WORK TO BE COMPLETED:
Search the entries for lines with the string "commission" and say how many there are, giving only the number.

DATA TO USE:
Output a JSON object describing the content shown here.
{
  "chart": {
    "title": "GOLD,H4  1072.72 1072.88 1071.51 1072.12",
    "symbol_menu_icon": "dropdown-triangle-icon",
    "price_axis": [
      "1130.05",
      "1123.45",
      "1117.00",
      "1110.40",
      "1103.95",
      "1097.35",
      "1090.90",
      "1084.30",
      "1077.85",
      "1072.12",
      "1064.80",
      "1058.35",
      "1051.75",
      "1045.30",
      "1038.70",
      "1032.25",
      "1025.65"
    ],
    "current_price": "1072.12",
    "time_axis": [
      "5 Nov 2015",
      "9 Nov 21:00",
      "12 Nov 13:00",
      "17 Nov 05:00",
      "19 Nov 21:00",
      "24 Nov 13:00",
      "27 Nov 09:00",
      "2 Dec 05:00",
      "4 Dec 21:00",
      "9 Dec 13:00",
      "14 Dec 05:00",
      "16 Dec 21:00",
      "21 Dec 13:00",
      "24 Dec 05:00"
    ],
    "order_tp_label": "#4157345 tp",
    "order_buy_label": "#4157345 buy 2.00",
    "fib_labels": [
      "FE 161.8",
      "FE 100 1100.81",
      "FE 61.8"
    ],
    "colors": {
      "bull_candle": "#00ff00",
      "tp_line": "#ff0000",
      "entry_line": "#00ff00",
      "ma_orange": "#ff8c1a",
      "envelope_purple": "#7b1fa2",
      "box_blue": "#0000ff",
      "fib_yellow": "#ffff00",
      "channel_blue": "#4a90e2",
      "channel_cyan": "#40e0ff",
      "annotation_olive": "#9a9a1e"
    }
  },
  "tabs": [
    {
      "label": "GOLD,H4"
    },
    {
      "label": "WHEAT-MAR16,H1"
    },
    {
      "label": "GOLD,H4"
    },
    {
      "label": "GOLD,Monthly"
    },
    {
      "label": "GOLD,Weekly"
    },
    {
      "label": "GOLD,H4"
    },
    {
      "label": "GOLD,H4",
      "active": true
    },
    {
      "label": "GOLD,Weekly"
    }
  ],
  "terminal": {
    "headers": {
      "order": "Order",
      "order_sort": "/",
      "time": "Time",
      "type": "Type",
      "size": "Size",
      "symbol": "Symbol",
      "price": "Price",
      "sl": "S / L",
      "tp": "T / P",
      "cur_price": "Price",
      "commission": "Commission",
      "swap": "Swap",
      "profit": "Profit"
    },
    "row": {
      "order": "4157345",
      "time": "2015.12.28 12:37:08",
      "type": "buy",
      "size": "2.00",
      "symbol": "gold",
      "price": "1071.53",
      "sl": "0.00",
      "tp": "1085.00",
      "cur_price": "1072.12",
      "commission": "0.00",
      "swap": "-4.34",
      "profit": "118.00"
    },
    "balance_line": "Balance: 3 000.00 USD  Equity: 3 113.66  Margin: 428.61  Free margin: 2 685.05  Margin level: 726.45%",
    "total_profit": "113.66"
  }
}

SOLUTION FOR THIS EXERCISE:
2